While the state saw a sharp rise in bullfights in recent times, more than 30 bullfights are reported to have taken place within the jurisdiction of Colva police station itself since the beginning of 2021 – in less than six weeks – at an average of more than five bullfights per week.
People for Animals (PFA) Goa, an animal welfare organization has taken the initiative against this by demanding the Colva police to register a first information report (FIR) and investigate a specific bullfight in the fields of Benaulim on February 16.
A typical dhirio involves two specially reared fighting bulls or male buffaloes, with fine physiques and sharpened horns, head-butting each other until one scampers away from the ring, indicating defeat. In combat, the participating bulls sometimes adorn a distinctive coloured sash, quite like boxers who wear color-coded attire to match their respective corners of the ring.
Since such fights are illegal, invitations to these affairs are passed on at extremely short notice (an hour at maximum) through private groups on social media platforms, filled with eager dhirio aficionados. Apart from invitations, fighting bull owners often use such restricted groups to dare others or challenge other fighting bull owners to combat.
“This is both an alarming and an unprecedented trend. The practice of dhirio is illegal as per the Prevention of Cruelty to Animals Act, 1960 (PCA). Moreover, the practice was banned by the high court of Bombay at Goa in 1997,” the complaint signed by PFA president and advocate Norma Alvares reads.
To put an end to this menace it is critical that cases of bullfights or dhirios are investigated on a war-footing. Bullfights that lead to killing or maiming of animals is a criminal offence both under the Prevention of Cruelty to Animals Act, 1960 (PCA) and the Indian Penal Code, 1860,” Alvares stated.
The complaint has also been addressed to the director-general of Goa Police (DGP), Mukesh Kumar Meena, the director of animal husbandry and veterinary services, Kuldeep Singh Gangar, and the district collector, South Goa – Ruchika Katyal, asking for immediate steps to ban all types of animal fights, including dhirios.

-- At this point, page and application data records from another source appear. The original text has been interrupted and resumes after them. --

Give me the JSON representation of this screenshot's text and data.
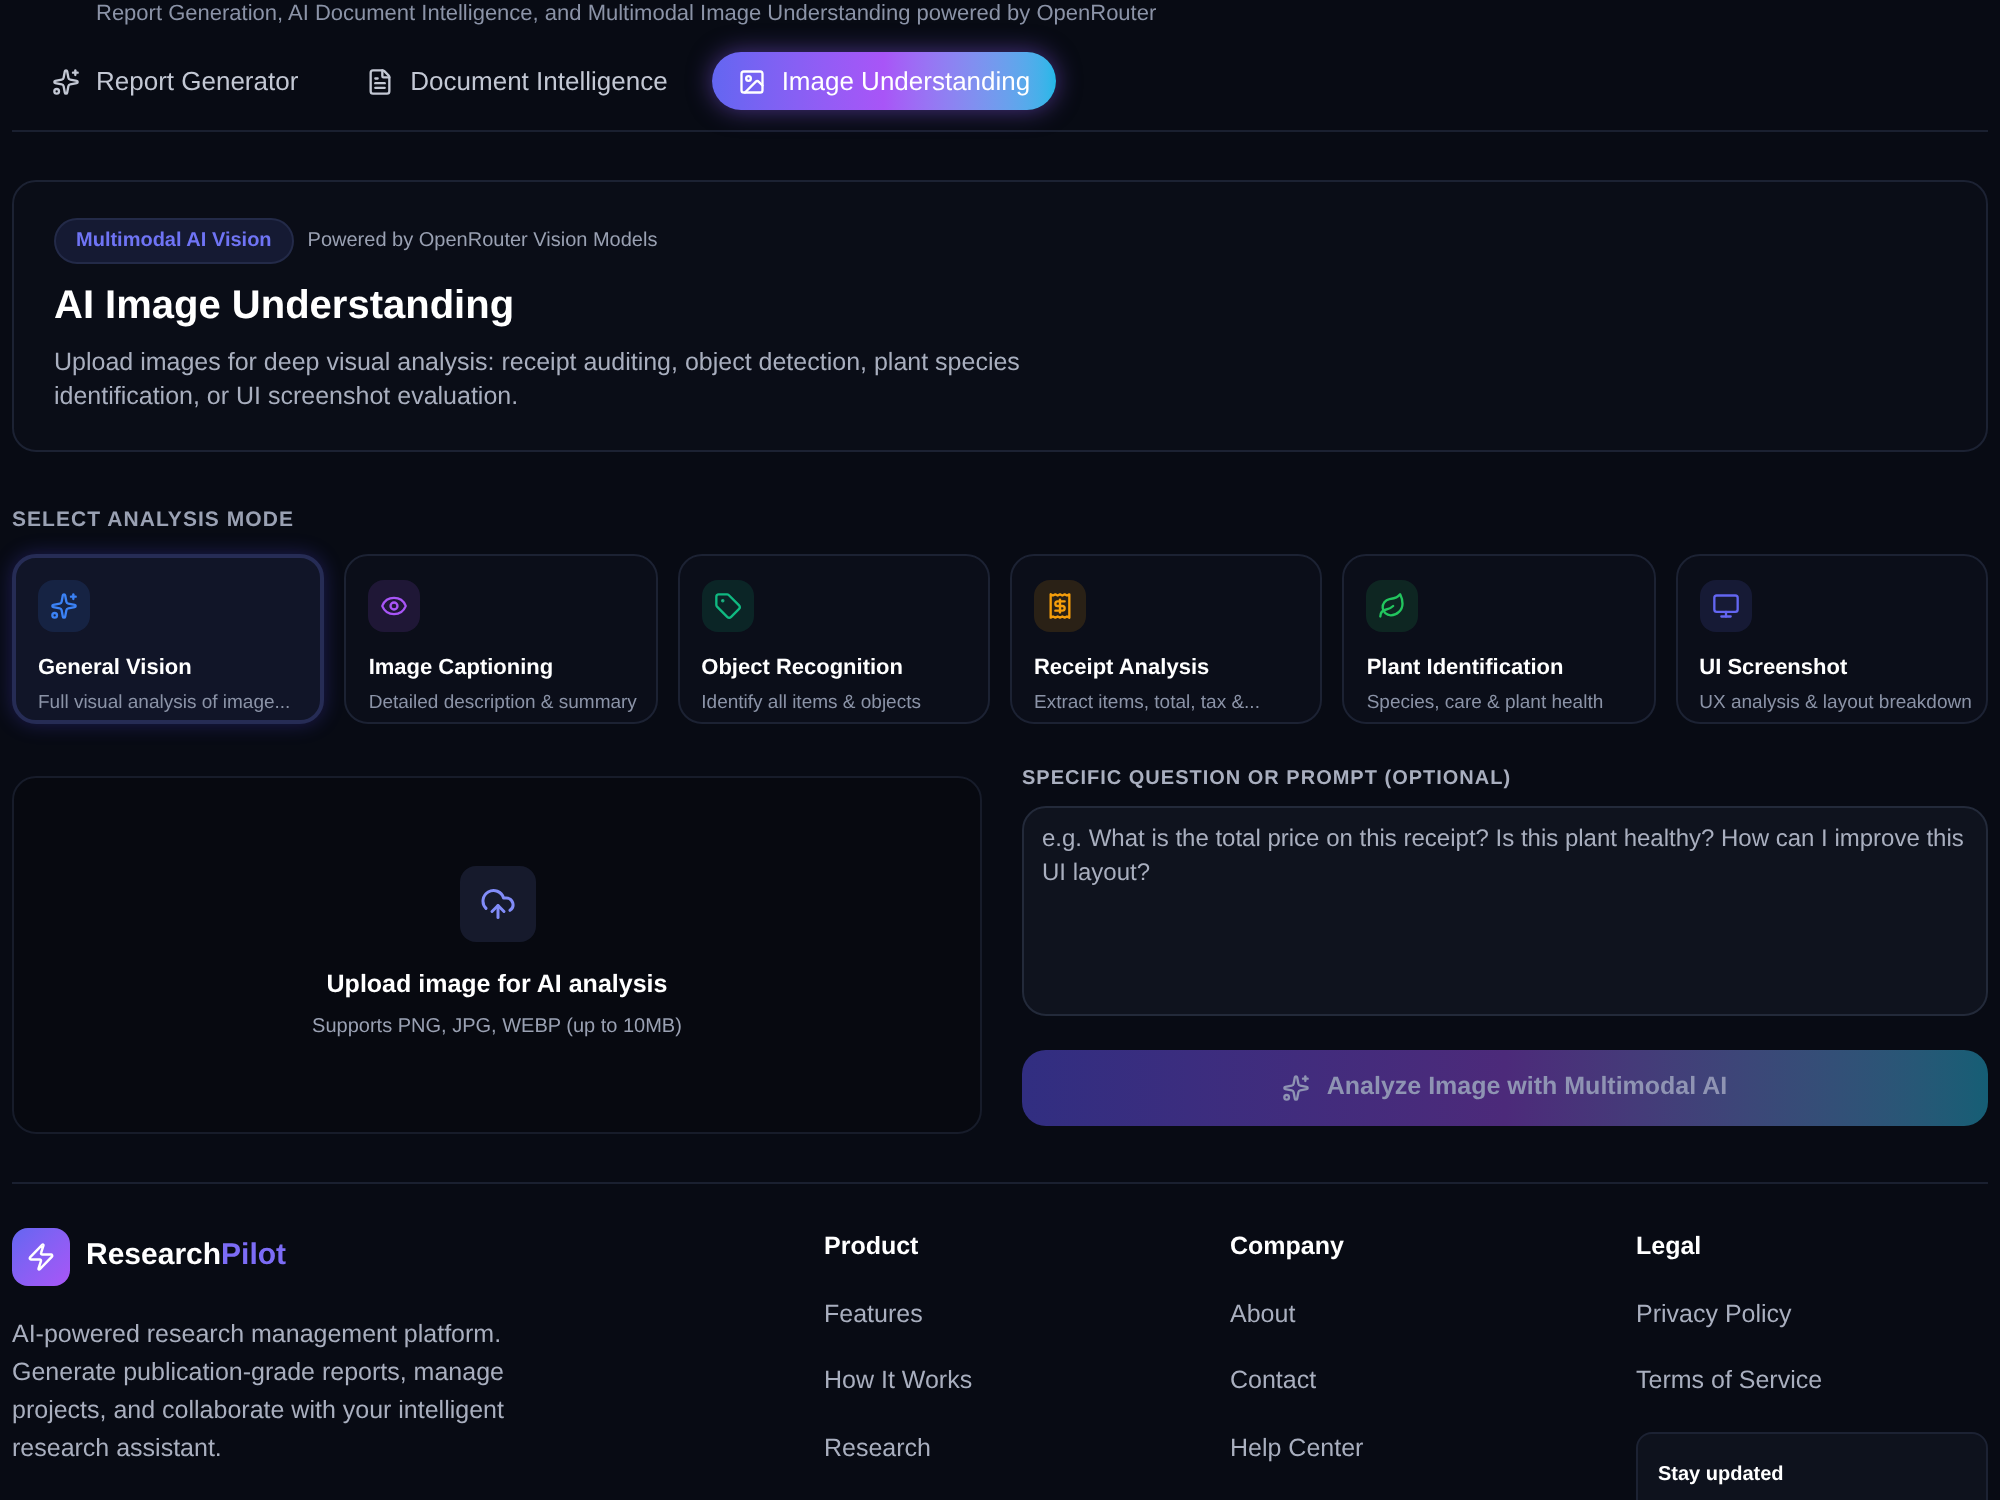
{
  "header": {
    "subtitle": "Report Generation, AI Document Intelligence, and Multimodal Image Understanding powered by OpenRouter"
  },
  "tabs": [
    {
      "label": "Report Generator",
      "selected": false
    },
    {
      "label": "Document Intelligence",
      "selected": false
    },
    {
      "label": "Image Understanding",
      "selected": true
    }
  ],
  "hero": {
    "badge": "Multimodal AI Vision",
    "powered_by": "Powered by OpenRouter Vision Models",
    "title": "AI Image Understanding",
    "description": "Upload images for deep visual analysis: receipt auditing, object detection, plant species identification, or UI screenshot evaluation."
  },
  "modes": {
    "label": "SELECT ANALYSIS MODE",
    "items": [
      {
        "title": "General Vision",
        "description": "Full visual analysis of image...",
        "color": "#3b82f6",
        "selected": true
      },
      {
        "title": "Image Captioning",
        "description": "Detailed description & summary",
        "color": "#a855f7",
        "selected": false
      },
      {
        "title": "Object Recognition",
        "description": "Identify all items & objects",
        "color": "#10b981",
        "selected": false
      },
      {
        "title": "Receipt Analysis",
        "description": "Extract items, total, tax &...",
        "color": "#f59e0b",
        "selected": false
      },
      {
        "title": "Plant Identification",
        "description": "Species, care & plant health",
        "color": "#22c55e",
        "selected": false
      },
      {
        "title": "UI Screenshot",
        "description": "UX analysis & layout breakdown",
        "color": "#6366f1",
        "selected": false
      }
    ]
  },
  "upload": {
    "title": "Upload image for AI analysis",
    "hint": "Supports PNG, JPG, WEBP (up to 10MB)"
  },
  "prompt": {
    "label": "SPECIFIC QUESTION OR PROMPT (OPTIONAL)",
    "placeholder": "e.g. What is the total price on this receipt? Is this plant healthy? How can I improve this UI layout?"
  },
  "analyze_button": {
    "label": "Analyze Image with Multimodal AI",
    "disabled": true
  },
  "footer": {
    "brand": [
      "Research",
      "Pilot"
    ],
    "description": "AI-powered research management platform. Generate publication-grade reports, manage projects, and collaborate with your intelligent research assistant.",
    "columns": [
      {
        "heading": "Product",
        "links": [
          "Features",
          "How It Works",
          "Research"
        ]
      },
      {
        "heading": "Company",
        "links": [
          "About",
          "Contact",
          "Help Center"
        ]
      },
      {
        "heading": "Legal",
        "links": [
          "Privacy Policy",
          "Terms of Service"
        ]
      }
    ],
    "newsletter": {
      "title": "Stay updated"
    }
  }
}
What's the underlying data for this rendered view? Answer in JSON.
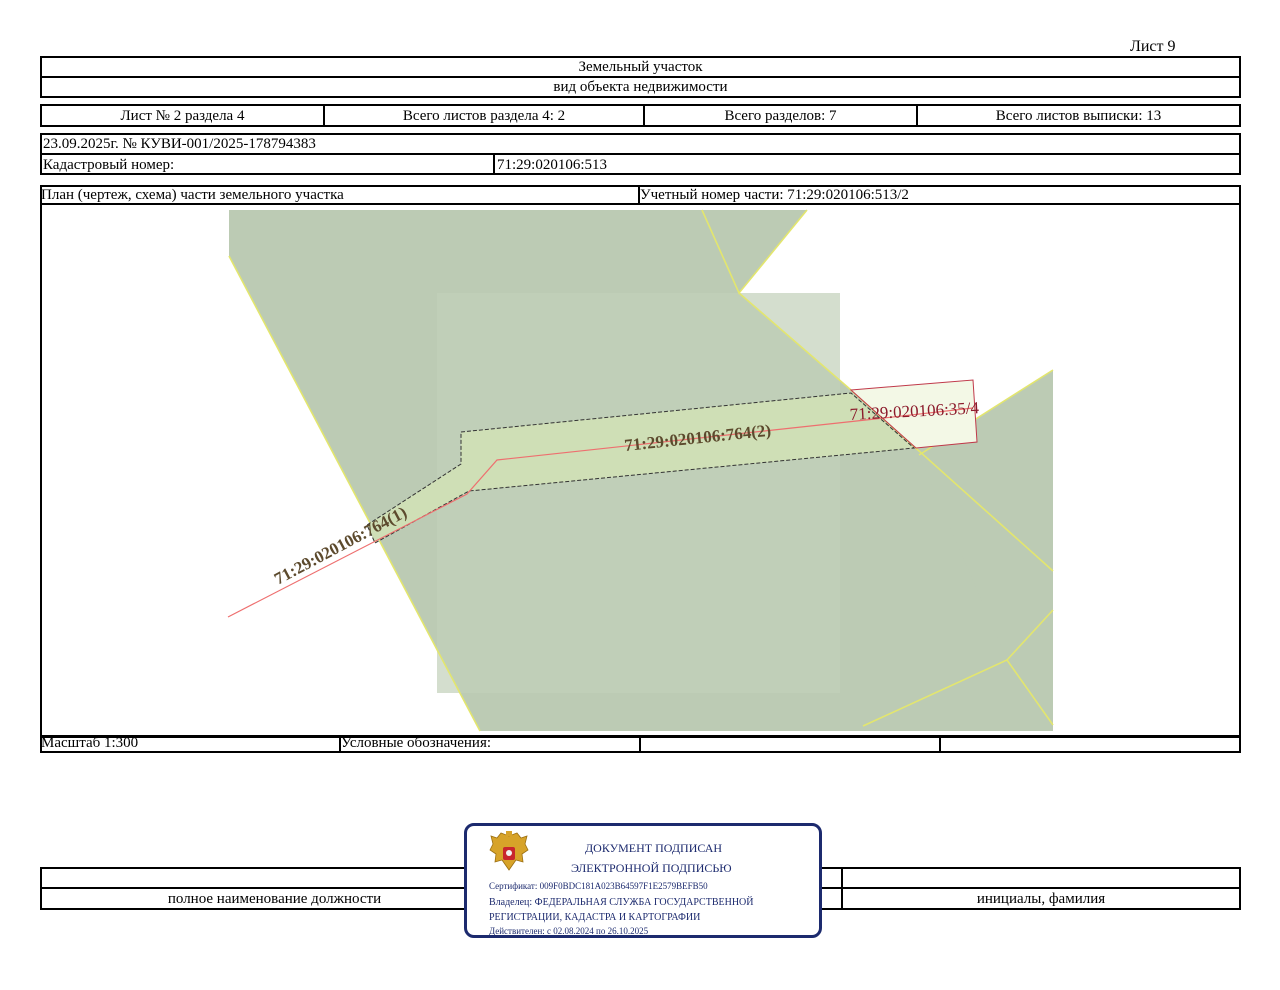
{
  "sheet_label": "Лист 9",
  "header": {
    "object_title": "Земельный участок",
    "object_kind": "вид объекта недвижимости"
  },
  "sections": {
    "sheet_of_section": "Лист № 2 раздела 4",
    "total_sheets_section": "Всего листов раздела 4: 2",
    "total_sections": "Всего разделов: 7",
    "total_sheets_extract": "Всего листов выписки: 13"
  },
  "doc_info": {
    "date_number": "23.09.2025г. № КУВИ-001/2025-178794383",
    "cadastral_label": "Кадастровый номер:",
    "cadastral_value": "71:29:020106:513"
  },
  "plan": {
    "title": "План (чертеж, схема) части земельного участка",
    "part_number": "Учетный номер части: 71:29:020106:513/2",
    "labels": {
      "part1": "71:29:020106:764(1)",
      "part2": "71:29:020106:764(2)",
      "neighbor": "71:29:020106:35/4"
    },
    "colors": {
      "parcel_fill": "#bccbb4",
      "strip_fill": "#cfdfb6",
      "neighbor_fill": "#f3f8e6",
      "border_yellow": "#e3e66e",
      "axis_red": "#ee6f6f",
      "label_brown": "#5c4a2d",
      "label_red": "#8b1a2b"
    }
  },
  "footer_row": {
    "scale": "Масштаб 1:300",
    "legend": "Условные обозначения:"
  },
  "signature": {
    "position_caption": "полное наименование должности",
    "name_caption": "инициалы, фамилия"
  },
  "stamp": {
    "line1": "ДОКУМЕНТ ПОДПИСАН",
    "line2": "ЭЛЕКТРОННОЙ ПОДПИСЬЮ",
    "certificate": "Сертификат: 009F0BDC181A023B64597F1E2579BEFB50",
    "owner_line1": "Владелец: ФЕДЕРАЛЬНАЯ СЛУЖБА ГОСУДАРСТВЕННОЙ",
    "owner_line2": "РЕГИСТРАЦИИ, КАДАСТРА И КАРТОГРАФИИ",
    "validity": "Действителен: с 02.08.2024 по 26.10.2025",
    "emblem_icon": "coat-of-arms-icon",
    "color": "#1c2a6e"
  }
}
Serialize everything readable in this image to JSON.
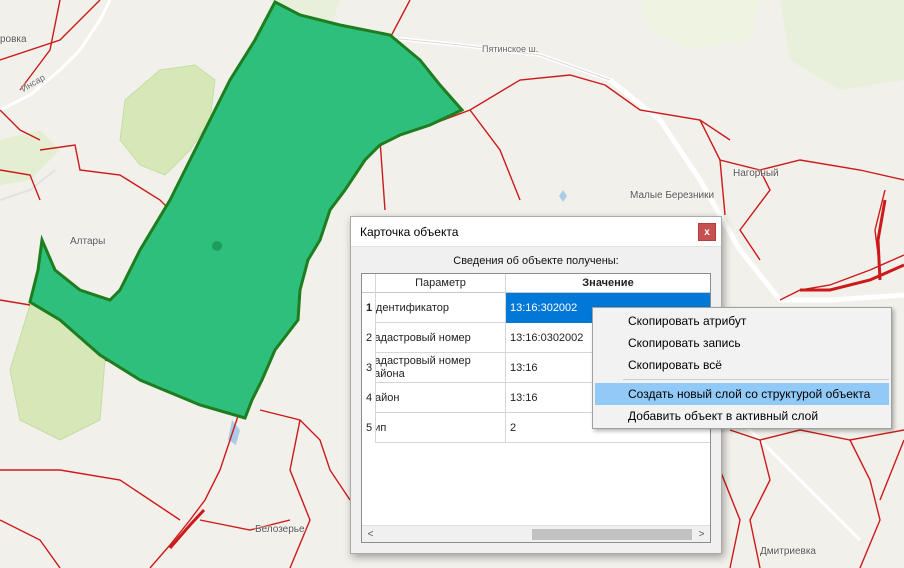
{
  "map": {
    "labels": {
      "altary": "Алтары",
      "belozerye": "Белозерье",
      "malye_bereznyki": "Малые Березники",
      "dmitrievka": "Дмитриевка",
      "pyatinskoe": "Пятинское ш.",
      "insar": "Инсар",
      "orovka": "ровка",
      "nagorny": "Нагорный"
    }
  },
  "dialog": {
    "title": "Карточка объекта",
    "close_label": "x",
    "status": "Сведения об объекте получены:",
    "columns": [
      "Параметр",
      "Значение"
    ],
    "rows": [
      {
        "num": "1",
        "param": "Идентификатор",
        "value": "13:16:302002"
      },
      {
        "num": "2",
        "param": "Кадастровый номер",
        "value": "13:16:0302002"
      },
      {
        "num": "3",
        "param": "Кадастровый номер района",
        "value": "13:16"
      },
      {
        "num": "4",
        "param": "Район",
        "value": "13:16"
      },
      {
        "num": "5",
        "param": "Тип",
        "value": "2"
      }
    ],
    "scroll_left": "<",
    "scroll_right": ">"
  },
  "context_menu": {
    "items": [
      "Скопировать атрибут",
      "Скопировать запись",
      "Скопировать всё",
      "Создать новый слой со структурой объекта",
      "Добавить объект в активный слой"
    ]
  },
  "colors": {
    "selected_polygon_fill": "#2ebf7c",
    "selected_polygon_stroke": "#1e7d1e",
    "parcel_border": "#cc1a1a",
    "selection_blue": "#0078d7",
    "menu_hover": "#91c9f7"
  }
}
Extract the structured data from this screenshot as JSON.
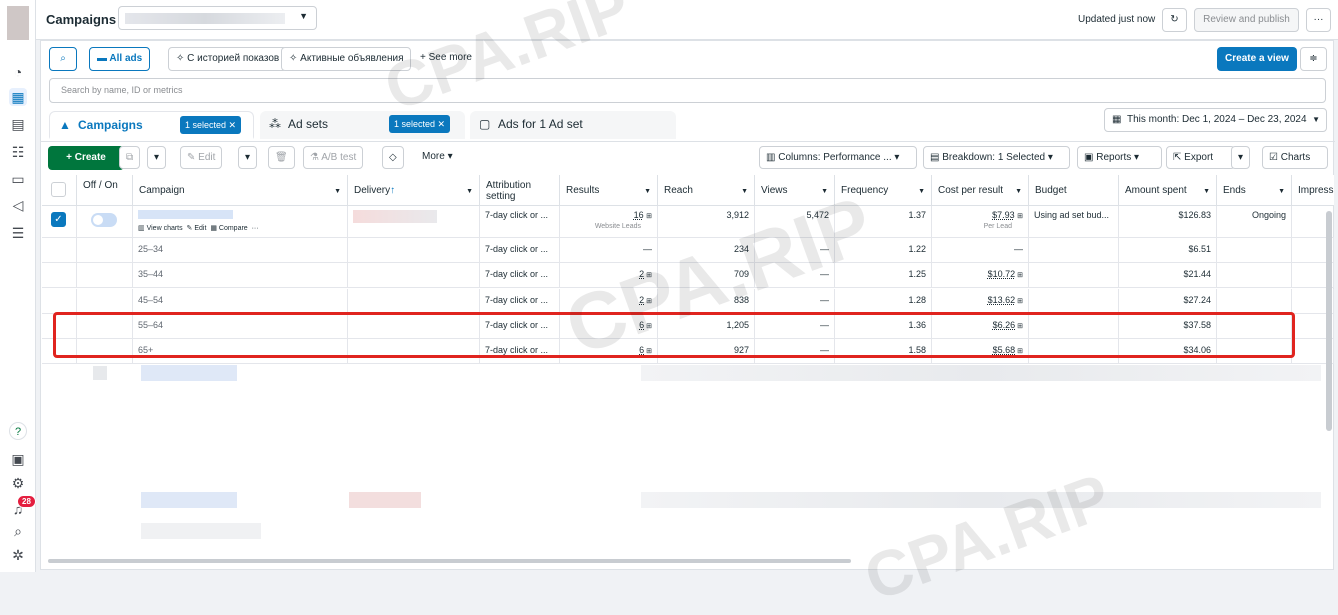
{
  "header": {
    "title": "Campaigns",
    "updated": "Updated just now",
    "review_publish": "Review and publish",
    "more": "···"
  },
  "filters": {
    "all_ads": "All ads",
    "history": "С историей показов",
    "active_ads": "Активные объявления",
    "see_more": "See more",
    "create_view": "Create a view",
    "search_placeholder": "Search by name, ID or metrics"
  },
  "tabs": [
    {
      "label": "Campaigns",
      "badge": "1 selected"
    },
    {
      "label": "Ad sets",
      "badge": "1 selected"
    },
    {
      "label": "Ads for 1 Ad set"
    }
  ],
  "date_range": "This month: Dec 1, 2024 – Dec 23, 2024",
  "toolbar": {
    "create": "Create",
    "edit": "Edit",
    "ab_test": "A/B test",
    "more": "More",
    "columns": "Columns: Performance ...",
    "breakdown": "Breakdown: 1 Selected",
    "reports": "Reports",
    "export": "Export",
    "charts": "Charts"
  },
  "columns": [
    "Off / On",
    "Campaign",
    "Delivery",
    "Attribution setting",
    "Results",
    "Reach",
    "Views",
    "Frequency",
    "Cost per result",
    "Budget",
    "Amount spent",
    "Ends",
    "Impress"
  ],
  "campaign_row": {
    "attribution": "7-day click or ...",
    "results": "16",
    "results_sub": "Website Leads",
    "reach": "3,912",
    "views": "5,472",
    "frequency": "1.37",
    "cost": "$7.93",
    "cost_sub": "Per Lead",
    "budget": "Using ad set bud...",
    "spent": "$126.83",
    "ends": "Ongoing",
    "actions": {
      "view_charts": "View charts",
      "edit": "Edit",
      "compare": "Compare",
      "more": "···"
    }
  },
  "breakdown_rows": [
    {
      "age": "25–34",
      "attribution": "7-day click or ...",
      "results": "—",
      "reach": "234",
      "views": "—",
      "frequency": "1.22",
      "cost": "—",
      "spent": "$6.51"
    },
    {
      "age": "35–44",
      "attribution": "7-day click or ...",
      "results": "2",
      "reach": "709",
      "views": "—",
      "frequency": "1.25",
      "cost": "$10.72",
      "spent": "$21.44"
    },
    {
      "age": "45–54",
      "attribution": "7-day click or ...",
      "results": "2",
      "reach": "838",
      "views": "—",
      "frequency": "1.28",
      "cost": "$13.62",
      "spent": "$27.24"
    },
    {
      "age": "55–64",
      "attribution": "7-day click or ...",
      "results": "6",
      "reach": "1,205",
      "views": "—",
      "frequency": "1.36",
      "cost": "$6.26",
      "spent": "$37.58"
    },
    {
      "age": "65+",
      "attribution": "7-day click or ...",
      "results": "6",
      "reach": "927",
      "views": "—",
      "frequency": "1.58",
      "cost": "$5.68",
      "spent": "$34.06"
    }
  ],
  "notifications": "28",
  "watermark": "CPA.RIP"
}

PI Anand Shirodkar who took charge of the Colva police station on Wednesday said that he is yet to receive the hard copy, but is aware of the incidents through social media posts. “I have yet to study the matter. But we will bookcases against the violators,” he said.
Despite many complaints about illegal bullfights by both animal welfare organizations as well as locals, the state government has not yet come up with a proper mechanism to deal with the matter.
Several politicians across party lines over the years have promised to legalize bullfighting. In 2015, the state legislative assembly even formed a House Committee to work out ways to provide legal cover to dhirios in Goa by amending existing laws.
In 2018, Goa’s Animal Husbandry Minister Mauvin Godinho also told the state legislative assembly that the BJP-led coalition government would lobby with the central government for the legalization of bullfighting. But nothing has been finalized yet. Thus the animal welfare workers have taken the matter into their hands to get a proper solution for this.